Please report how many lines in the data below contain "Management". Nothing besides the number should be written.

Page and application data records
*** Block opens ***
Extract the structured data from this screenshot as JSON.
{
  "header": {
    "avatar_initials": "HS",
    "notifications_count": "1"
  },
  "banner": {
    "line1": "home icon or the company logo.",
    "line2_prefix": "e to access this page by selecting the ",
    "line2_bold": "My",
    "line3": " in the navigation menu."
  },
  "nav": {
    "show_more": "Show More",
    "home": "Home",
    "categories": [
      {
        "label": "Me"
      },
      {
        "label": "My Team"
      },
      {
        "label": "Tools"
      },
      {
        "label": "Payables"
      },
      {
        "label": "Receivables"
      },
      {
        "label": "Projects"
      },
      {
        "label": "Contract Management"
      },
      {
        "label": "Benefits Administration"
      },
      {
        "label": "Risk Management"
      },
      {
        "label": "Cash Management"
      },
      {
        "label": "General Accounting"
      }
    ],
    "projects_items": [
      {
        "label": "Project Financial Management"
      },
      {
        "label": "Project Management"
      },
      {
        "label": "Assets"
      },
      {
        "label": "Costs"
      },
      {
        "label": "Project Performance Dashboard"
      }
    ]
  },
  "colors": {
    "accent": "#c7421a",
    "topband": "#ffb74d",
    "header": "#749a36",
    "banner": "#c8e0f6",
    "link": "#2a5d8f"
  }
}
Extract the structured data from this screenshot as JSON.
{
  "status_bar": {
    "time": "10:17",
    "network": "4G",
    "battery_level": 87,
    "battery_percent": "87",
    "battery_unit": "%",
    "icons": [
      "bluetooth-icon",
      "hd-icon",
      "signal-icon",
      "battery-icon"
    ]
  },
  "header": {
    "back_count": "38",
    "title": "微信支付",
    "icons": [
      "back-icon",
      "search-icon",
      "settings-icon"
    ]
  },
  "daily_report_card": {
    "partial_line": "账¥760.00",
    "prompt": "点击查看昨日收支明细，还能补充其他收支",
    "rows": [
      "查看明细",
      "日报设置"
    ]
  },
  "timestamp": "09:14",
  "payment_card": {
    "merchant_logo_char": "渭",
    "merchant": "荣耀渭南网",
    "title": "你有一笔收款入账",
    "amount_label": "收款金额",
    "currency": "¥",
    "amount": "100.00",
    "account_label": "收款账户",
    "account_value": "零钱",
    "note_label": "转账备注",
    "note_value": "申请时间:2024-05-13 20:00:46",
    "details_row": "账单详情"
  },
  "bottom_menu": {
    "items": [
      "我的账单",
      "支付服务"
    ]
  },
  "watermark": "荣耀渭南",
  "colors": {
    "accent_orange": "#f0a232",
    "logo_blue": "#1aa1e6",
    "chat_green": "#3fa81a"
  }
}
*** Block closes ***
**EXERCISE OUTPUT**
5